**Aim of the exercise**
If an entry includes an image, drop the image and copy the rest verbatim.

[Entries shown — start]

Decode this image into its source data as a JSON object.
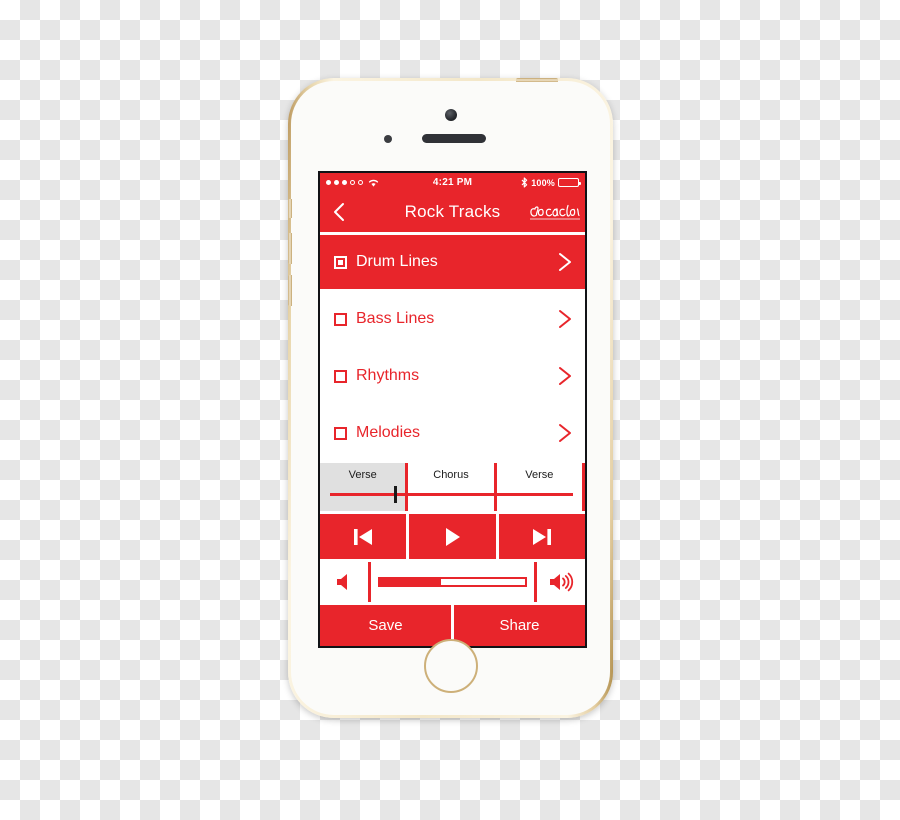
{
  "device": {
    "name": "iPhone 5s Gold/White",
    "camera_icon": "front-camera",
    "speaker_icon": "earpiece-speaker",
    "home_button_label": "Home"
  },
  "status_bar": {
    "signal_icon": "signal-dots",
    "signal_bars_filled": 3,
    "signal_bars_total": 5,
    "wifi_icon": "wifi-icon",
    "time": "4:21 PM",
    "bluetooth_icon": "bluetooth-icon",
    "battery_percent": "100%",
    "battery_icon": "battery-full-icon",
    "battery_level": 100
  },
  "nav": {
    "back_icon": "back-chevron-icon",
    "title": "Rock Tracks",
    "brand_logo": "coca-cola-logo",
    "brand_name": "Coca-Cola"
  },
  "tracks": [
    {
      "label": "Drum Lines",
      "selected": true,
      "chevron_icon": "chevron-right-icon"
    },
    {
      "label": "Bass Lines",
      "selected": false,
      "chevron_icon": "chevron-right-icon"
    },
    {
      "label": "Rhythms",
      "selected": false,
      "chevron_icon": "chevron-right-icon"
    },
    {
      "label": "Melodies",
      "selected": false,
      "chevron_icon": "chevron-right-icon"
    }
  ],
  "timeline": {
    "segments": [
      {
        "label": "Verse",
        "active": true
      },
      {
        "label": "Chorus",
        "active": false
      },
      {
        "label": "Verse",
        "active": false
      }
    ],
    "playhead_percent": 28
  },
  "transport": [
    {
      "label": "Previous",
      "icon": "skip-previous-icon"
    },
    {
      "label": "Play",
      "icon": "play-icon"
    },
    {
      "label": "Next",
      "icon": "skip-next-icon"
    }
  ],
  "volume": {
    "low_icon": "volume-low-icon",
    "high_icon": "volume-high-icon",
    "level_percent": 42
  },
  "actions": [
    {
      "label": "Save"
    },
    {
      "label": "Share"
    }
  ],
  "colors": {
    "brand_red": "#E8252B",
    "white": "#FFFFFF",
    "segment_active": "#E0E0E0",
    "playhead": "#1A1A1A",
    "gold": "#CDB079"
  }
}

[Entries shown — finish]

**Task output**
Decode this image into its source data as a JSON object.
{
  "device": {
    "name": "iPhone 5s Gold/White",
    "camera_icon": "front-camera",
    "speaker_icon": "earpiece-speaker",
    "home_button_label": "Home"
  },
  "status_bar": {
    "signal_icon": "signal-dots",
    "signal_bars_filled": 3,
    "signal_bars_total": 5,
    "wifi_icon": "wifi-icon",
    "time": "4:21 PM",
    "bluetooth_icon": "bluetooth-icon",
    "battery_percent": "100%",
    "battery_icon": "battery-full-icon",
    "battery_level": 100
  },
  "nav": {
    "back_icon": "back-chevron-icon",
    "title": "Rock Tracks",
    "brand_logo": "coca-cola-logo",
    "brand_name": "Coca-Cola"
  },
  "tracks": [
    {
      "label": "Drum Lines",
      "selected": true,
      "chevron_icon": "chevron-right-icon"
    },
    {
      "label": "Bass Lines",
      "selected": false,
      "chevron_icon": "chevron-right-icon"
    },
    {
      "label": "Rhythms",
      "selected": false,
      "chevron_icon": "chevron-right-icon"
    },
    {
      "label": "Melodies",
      "selected": false,
      "chevron_icon": "chevron-right-icon"
    }
  ],
  "timeline": {
    "segments": [
      {
        "label": "Verse",
        "active": true
      },
      {
        "label": "Chorus",
        "active": false
      },
      {
        "label": "Verse",
        "active": false
      }
    ],
    "playhead_percent": 28
  },
  "transport": [
    {
      "label": "Previous",
      "icon": "skip-previous-icon"
    },
    {
      "label": "Play",
      "icon": "play-icon"
    },
    {
      "label": "Next",
      "icon": "skip-next-icon"
    }
  ],
  "volume": {
    "low_icon": "volume-low-icon",
    "high_icon": "volume-high-icon",
    "level_percent": 42
  },
  "actions": [
    {
      "label": "Save"
    },
    {
      "label": "Share"
    }
  ],
  "colors": {
    "brand_red": "#E8252B",
    "white": "#FFFFFF",
    "segment_active": "#E0E0E0",
    "playhead": "#1A1A1A",
    "gold": "#CDB079"
  }
}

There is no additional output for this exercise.